As a member of the board, Espiritu has paid particular attention to efforts to improve student mental health. She recently encouraged DPS to become a “trauma-informed school district.”

“I want us to be a district that addresses student and educator trauma in a proactive or preventative way that’s culturally sensitive and systematic in fashion,” she said at a September board meeting. “…We need to shift our thinking from asking what is wrong with a child to what happened with a child.”

Parts of northeast Denver have struggled academically. The region is home to the district’s biggest-ever school turnaround effort, as well as two of three schools the board voted unanimously last year to close due to poor performance.

The candidates’ disparate views on school closure offer a window into what differentiates them. Espiritu voted for the closures, though she noted at a subsequent board meeting that doing so was “a painful process … and such a difficult decision.”

Anderson has said he opposes closing any more traditional, district-run schools. Bacon, meanwhile, has said that while she doesn’t believe in “trapping kids in failing schools,” ideas about how to turn things around should originate with affected families.

Two local groups that traditionally endorse candidates and contribute large sums of money struggled this year with who to support in District 4. The Denver Classroom Teachers Association endorsed Bacon, but a progressive caucus of the union chose to separately support Anderson. The pro-reform group Stand for Children did not endorse any candidate, explaining that both Bacon and Espiritu surpassed its “threshold for endorsement.”

Of the three candidates, Espiritu had raised the most money — $73,847 — as of Oct. 11, when the first campaign finance filing period ended. Bacon had raised $59,302, including $10,000 from the teachers union, while Anderson had raised $16,331.

Espiritu and Bacon have also benefitted from the support of independent expenditure committees. A union-funded group called Brighter Futures for Denver spent $139,000 on Bacon.

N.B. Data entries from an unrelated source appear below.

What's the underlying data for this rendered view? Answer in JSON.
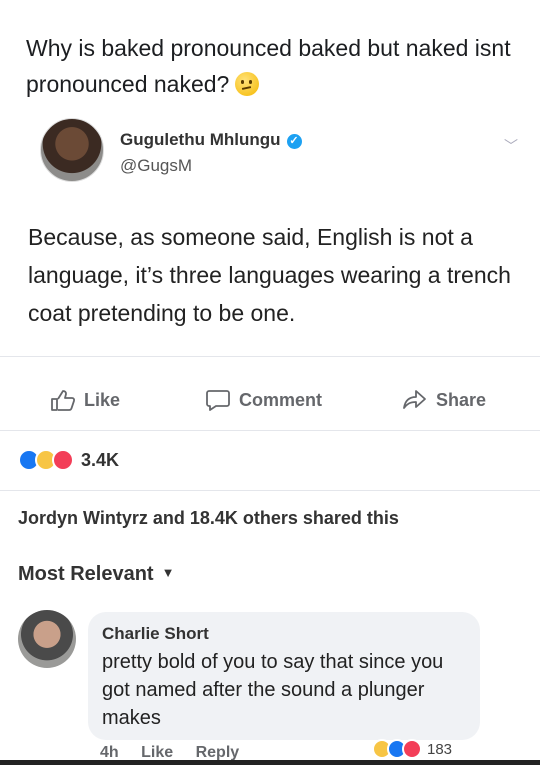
{
  "post": {
    "text": "Why is baked pronounced baked but naked isnt pronounced naked?",
    "emoji": "thinking-face"
  },
  "tweet": {
    "author_name": "Gugulethu Mhlungu",
    "handle": "@GugsM",
    "body": "Because, as someone said, English is not a language, it’s three languages wearing a trench coat pretending to be one."
  },
  "actions": {
    "like": "Like",
    "comment": "Comment",
    "share": "Share"
  },
  "reactions": {
    "count": "3.4K"
  },
  "shared_text": "Jordyn Wintyrz and 18.4K others shared this",
  "sort_label": "Most Relevant",
  "comment": {
    "author": "Charlie Short",
    "text": "pretty bold of you to say that since you got named after the sound a plunger makes",
    "time": "4h",
    "like": "Like",
    "reply": "Reply",
    "reaction_count": "183"
  },
  "colors": {
    "like_blue": "#1877f2",
    "haha_yellow": "#f7c545",
    "love_red": "#f33e58",
    "verified_blue": "#1da1f2"
  }
}
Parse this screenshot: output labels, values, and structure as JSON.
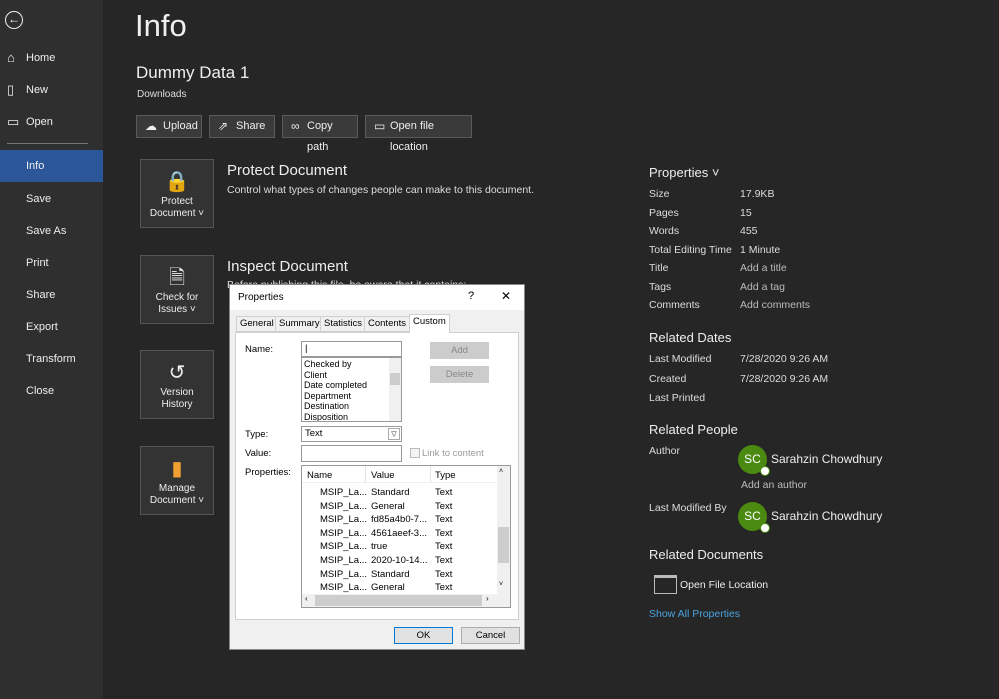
{
  "sidebar": {
    "back_icon": "back-arrow-icon",
    "items": [
      {
        "label": "Home",
        "icon": "home-icon"
      },
      {
        "label": "New",
        "icon": "new-document-icon"
      },
      {
        "label": "Open",
        "icon": "open-folder-icon"
      },
      {
        "label": "Info",
        "active": true
      },
      {
        "label": "Save"
      },
      {
        "label": "Save As"
      },
      {
        "label": "Print"
      },
      {
        "label": "Share"
      },
      {
        "label": "Export"
      },
      {
        "label": "Transform"
      },
      {
        "label": "Close"
      }
    ]
  },
  "page": {
    "title": "Info",
    "doc_name": "Dummy Data 1",
    "location": "Downloads"
  },
  "actions": [
    {
      "label": "Upload",
      "icon": "cloud-upload-icon"
    },
    {
      "label": "Share",
      "icon": "share-icon"
    },
    {
      "label": "Copy path",
      "icon": "link-icon"
    },
    {
      "label": "Open file location",
      "icon": "folder-icon"
    }
  ],
  "sections": [
    {
      "tile": [
        "Protect",
        "Document ˅"
      ],
      "title": "Protect Document",
      "desc": "Control what types of changes people can make to this document."
    },
    {
      "tile": [
        "Check for",
        "Issues ˅"
      ],
      "title": "Inspect Document",
      "desc": "Before publishing this file, be aware that it contains:"
    },
    {
      "tile": [
        "Version",
        "History"
      ]
    },
    {
      "tile": [
        "Manage",
        "Document ˅"
      ]
    }
  ],
  "properties": {
    "header": "Properties ˅",
    "rows": [
      {
        "label": "Size",
        "value": "17.9KB"
      },
      {
        "label": "Pages",
        "value": "15"
      },
      {
        "label": "Words",
        "value": "455"
      },
      {
        "label": "Total Editing Time",
        "value": "1 Minute"
      },
      {
        "label": "Title",
        "value": "Add a title"
      },
      {
        "label": "Tags",
        "value": "Add a tag"
      },
      {
        "label": "Comments",
        "value": "Add comments"
      }
    ]
  },
  "related_dates": {
    "header": "Related Dates",
    "rows": [
      {
        "label": "Last Modified",
        "value": "7/28/2020 9:26 AM"
      },
      {
        "label": "Created",
        "value": "7/28/2020 9:26 AM"
      },
      {
        "label": "Last Printed",
        "value": ""
      }
    ]
  },
  "related_people": {
    "header": "Related People",
    "author_label": "Author",
    "author": "Sarahzin Chowdhury",
    "initials": "SC",
    "add_author": "Add an author",
    "modified_label": "Last Modified By",
    "modified_by": "Sarahzin Chowdhury"
  },
  "related_docs": {
    "header": "Related Documents",
    "open_location": "Open File Location",
    "show_all": "Show All Properties"
  },
  "colors": {
    "accent": "#2b579a",
    "avatar": "#4a8a10",
    "link": "#4aa3df"
  },
  "dialog": {
    "title": "Properties",
    "help": "?",
    "close": "✕",
    "tabs": [
      "General",
      "Summary",
      "Statistics",
      "Contents",
      "Custom"
    ],
    "active_tab": "Custom",
    "name_label": "Name:",
    "name_value": "",
    "name_options": [
      "Checked by",
      "Client",
      "Date completed",
      "Department",
      "Destination",
      "Disposition"
    ],
    "add": "Add",
    "delete": "Delete",
    "type_label": "Type:",
    "type_value": "Text",
    "value_label": "Value:",
    "value_value": "",
    "link_to_content": "Link to content",
    "properties_label": "Properties:",
    "columns": [
      "Name",
      "Value",
      "Type"
    ],
    "rows": [
      [
        "MSIP_La...",
        "Standard",
        "Text"
      ],
      [
        "MSIP_La...",
        "General",
        "Text"
      ],
      [
        "MSIP_La...",
        "fd85a4b0-7...",
        "Text"
      ],
      [
        "MSIP_La...",
        "4561aeef-3...",
        "Text"
      ],
      [
        "MSIP_La...",
        "true",
        "Text"
      ],
      [
        "MSIP_La...",
        "2020-10-14...",
        "Text"
      ],
      [
        "MSIP_La...",
        "Standard",
        "Text"
      ],
      [
        "MSIP_La...",
        "General",
        "Text"
      ]
    ],
    "ok": "OK",
    "cancel": "Cancel"
  }
}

Two other groups, Students for Education Reform and Raising Colorado, which is associated with Democrats for Education Reform, spent a total of $73,229 on Espiritu.